■ YOUR OBJECTIVE ■
Within the records that follow, count the lines containing the string "this". Reply only with the count.

Dataset rows describing interfaces
+--
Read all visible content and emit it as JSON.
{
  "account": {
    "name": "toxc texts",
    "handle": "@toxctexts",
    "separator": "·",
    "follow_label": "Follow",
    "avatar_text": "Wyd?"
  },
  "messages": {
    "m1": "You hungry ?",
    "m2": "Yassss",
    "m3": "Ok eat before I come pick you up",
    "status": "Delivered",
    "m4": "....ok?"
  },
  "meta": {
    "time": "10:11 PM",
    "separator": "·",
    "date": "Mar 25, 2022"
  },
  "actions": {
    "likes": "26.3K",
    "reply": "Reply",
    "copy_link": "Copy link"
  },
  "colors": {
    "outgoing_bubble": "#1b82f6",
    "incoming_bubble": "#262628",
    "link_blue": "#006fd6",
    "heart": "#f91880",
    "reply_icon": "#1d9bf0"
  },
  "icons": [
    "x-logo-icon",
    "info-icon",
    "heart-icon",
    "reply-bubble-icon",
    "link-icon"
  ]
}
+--
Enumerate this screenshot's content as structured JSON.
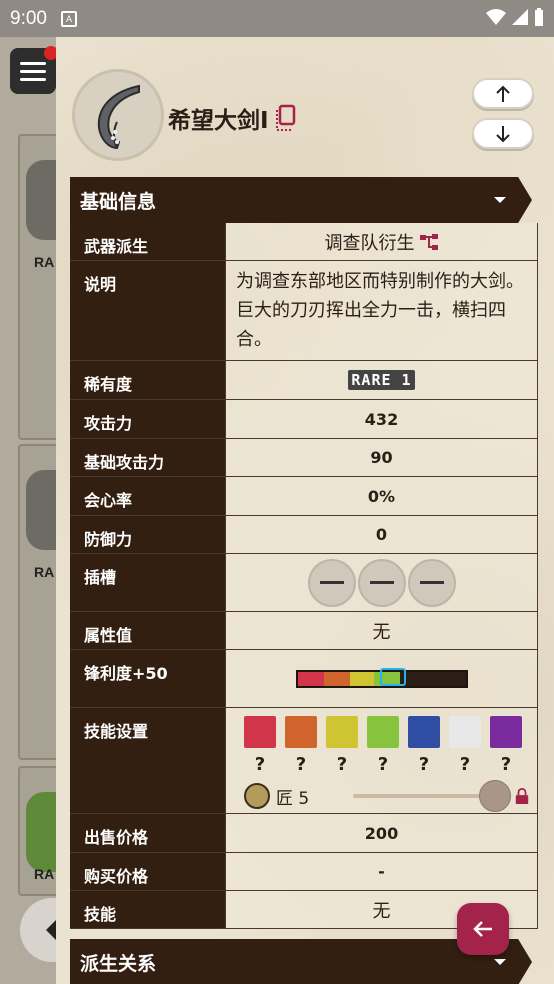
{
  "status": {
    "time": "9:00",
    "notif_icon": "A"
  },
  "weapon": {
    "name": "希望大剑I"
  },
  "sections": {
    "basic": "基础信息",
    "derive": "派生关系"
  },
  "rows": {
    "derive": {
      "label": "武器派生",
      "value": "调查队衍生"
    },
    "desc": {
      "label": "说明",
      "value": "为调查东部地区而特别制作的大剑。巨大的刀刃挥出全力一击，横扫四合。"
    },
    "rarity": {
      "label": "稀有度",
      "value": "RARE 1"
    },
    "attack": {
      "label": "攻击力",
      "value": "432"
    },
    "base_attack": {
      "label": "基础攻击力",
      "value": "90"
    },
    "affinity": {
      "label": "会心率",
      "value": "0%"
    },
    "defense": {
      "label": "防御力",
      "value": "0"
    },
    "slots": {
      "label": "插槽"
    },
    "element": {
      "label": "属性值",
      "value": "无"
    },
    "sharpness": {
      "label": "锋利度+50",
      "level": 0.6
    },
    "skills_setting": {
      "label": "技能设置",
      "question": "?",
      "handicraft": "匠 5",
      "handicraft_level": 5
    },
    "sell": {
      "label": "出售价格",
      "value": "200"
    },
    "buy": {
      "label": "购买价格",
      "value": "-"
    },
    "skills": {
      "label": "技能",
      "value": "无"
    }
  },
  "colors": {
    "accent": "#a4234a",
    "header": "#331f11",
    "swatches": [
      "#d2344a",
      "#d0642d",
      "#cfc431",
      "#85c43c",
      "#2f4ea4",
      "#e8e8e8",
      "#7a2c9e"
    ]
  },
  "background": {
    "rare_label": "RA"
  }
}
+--
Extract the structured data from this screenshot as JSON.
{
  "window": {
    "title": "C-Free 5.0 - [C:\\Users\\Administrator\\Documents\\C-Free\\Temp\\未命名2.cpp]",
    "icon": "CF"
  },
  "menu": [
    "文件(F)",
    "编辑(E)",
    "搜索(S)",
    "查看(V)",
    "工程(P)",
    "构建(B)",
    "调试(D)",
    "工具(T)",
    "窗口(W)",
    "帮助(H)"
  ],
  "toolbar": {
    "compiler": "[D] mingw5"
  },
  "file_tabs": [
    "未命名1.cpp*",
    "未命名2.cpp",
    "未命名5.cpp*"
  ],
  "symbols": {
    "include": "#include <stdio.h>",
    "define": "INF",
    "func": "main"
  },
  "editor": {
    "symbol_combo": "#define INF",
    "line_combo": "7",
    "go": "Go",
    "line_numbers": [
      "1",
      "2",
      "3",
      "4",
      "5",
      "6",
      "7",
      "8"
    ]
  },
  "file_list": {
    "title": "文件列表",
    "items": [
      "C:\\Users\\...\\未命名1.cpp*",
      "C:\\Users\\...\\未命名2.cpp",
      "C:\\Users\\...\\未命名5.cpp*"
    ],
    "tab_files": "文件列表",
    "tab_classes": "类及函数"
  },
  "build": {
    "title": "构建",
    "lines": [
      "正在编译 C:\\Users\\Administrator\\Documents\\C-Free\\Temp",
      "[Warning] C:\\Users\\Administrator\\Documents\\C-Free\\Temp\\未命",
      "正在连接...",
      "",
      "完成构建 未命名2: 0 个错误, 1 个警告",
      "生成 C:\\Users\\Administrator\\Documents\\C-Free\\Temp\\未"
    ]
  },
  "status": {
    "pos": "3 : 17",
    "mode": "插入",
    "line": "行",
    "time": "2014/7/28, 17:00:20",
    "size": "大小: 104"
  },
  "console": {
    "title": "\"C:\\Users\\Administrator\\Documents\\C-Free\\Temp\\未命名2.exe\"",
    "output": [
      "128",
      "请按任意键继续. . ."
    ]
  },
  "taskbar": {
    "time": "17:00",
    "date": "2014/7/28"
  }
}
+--
■ REPLY TO THE TASK ■
2